[What needs to be done]: Set the records down again exactly, apart from any pictures in them.
(Excerpted records Opens)
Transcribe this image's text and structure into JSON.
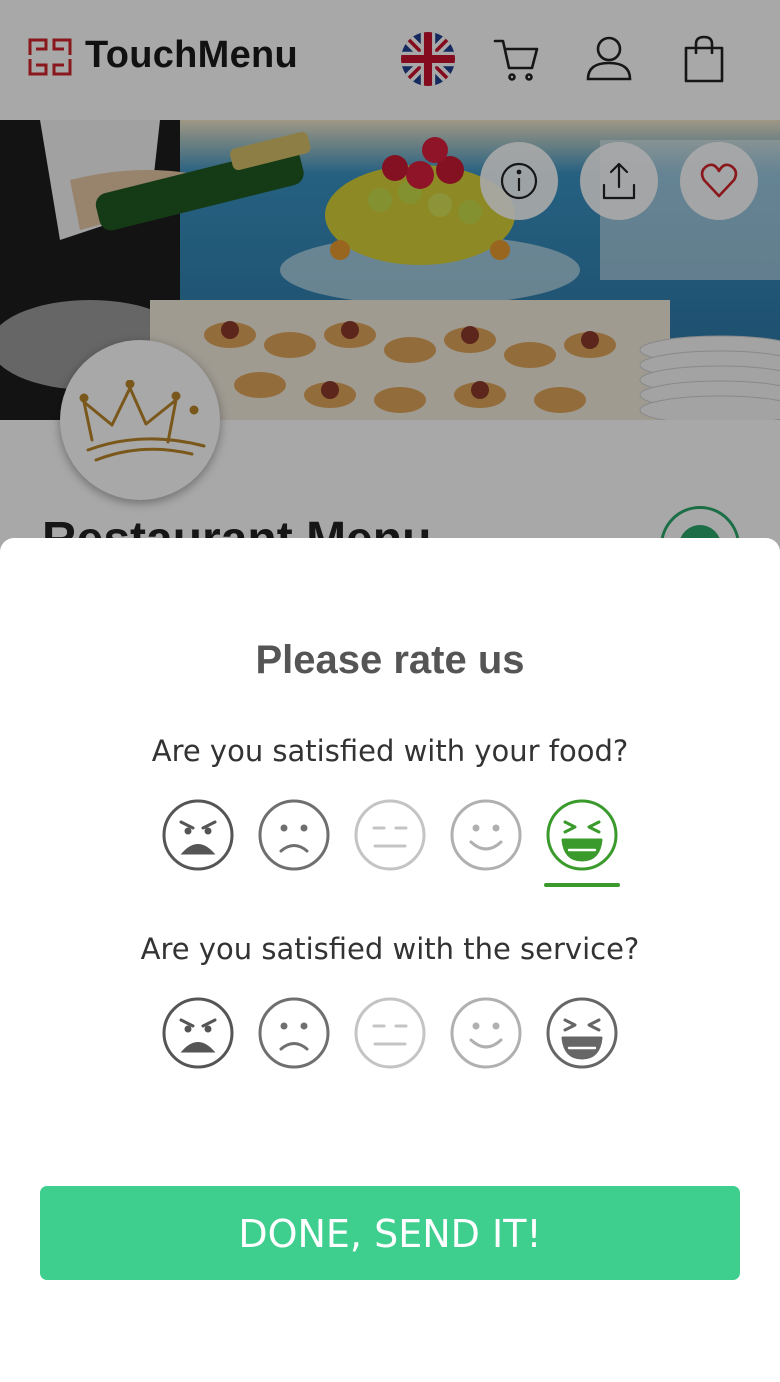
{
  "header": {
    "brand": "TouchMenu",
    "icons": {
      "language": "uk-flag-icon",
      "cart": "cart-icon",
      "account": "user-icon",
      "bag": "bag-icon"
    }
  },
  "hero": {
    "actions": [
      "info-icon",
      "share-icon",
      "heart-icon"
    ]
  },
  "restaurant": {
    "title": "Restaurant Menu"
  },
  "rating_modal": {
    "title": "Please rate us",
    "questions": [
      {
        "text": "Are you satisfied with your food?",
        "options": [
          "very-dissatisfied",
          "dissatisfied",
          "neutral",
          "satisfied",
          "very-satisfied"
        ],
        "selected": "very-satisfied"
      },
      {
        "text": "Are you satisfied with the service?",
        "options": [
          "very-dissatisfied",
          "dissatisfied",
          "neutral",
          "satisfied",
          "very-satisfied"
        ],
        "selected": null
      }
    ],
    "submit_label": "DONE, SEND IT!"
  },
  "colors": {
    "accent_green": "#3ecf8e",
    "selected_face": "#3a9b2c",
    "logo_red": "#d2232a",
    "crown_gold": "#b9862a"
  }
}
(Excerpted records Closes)
[Answer below]:
Transcribe this image's text and structure into JSON.
{
  "header": {
    "brand": "TouchMenu",
    "icons": {
      "language": "uk-flag-icon",
      "cart": "cart-icon",
      "account": "user-icon",
      "bag": "bag-icon"
    }
  },
  "hero": {
    "actions": [
      "info-icon",
      "share-icon",
      "heart-icon"
    ]
  },
  "restaurant": {
    "title": "Restaurant Menu"
  },
  "rating_modal": {
    "title": "Please rate us",
    "questions": [
      {
        "text": "Are you satisfied with your food?",
        "options": [
          "very-dissatisfied",
          "dissatisfied",
          "neutral",
          "satisfied",
          "very-satisfied"
        ],
        "selected": "very-satisfied"
      },
      {
        "text": "Are you satisfied with the service?",
        "options": [
          "very-dissatisfied",
          "dissatisfied",
          "neutral",
          "satisfied",
          "very-satisfied"
        ],
        "selected": null
      }
    ],
    "submit_label": "DONE, SEND IT!"
  },
  "colors": {
    "accent_green": "#3ecf8e",
    "selected_face": "#3a9b2c",
    "logo_red": "#d2232a",
    "crown_gold": "#b9862a"
  }
}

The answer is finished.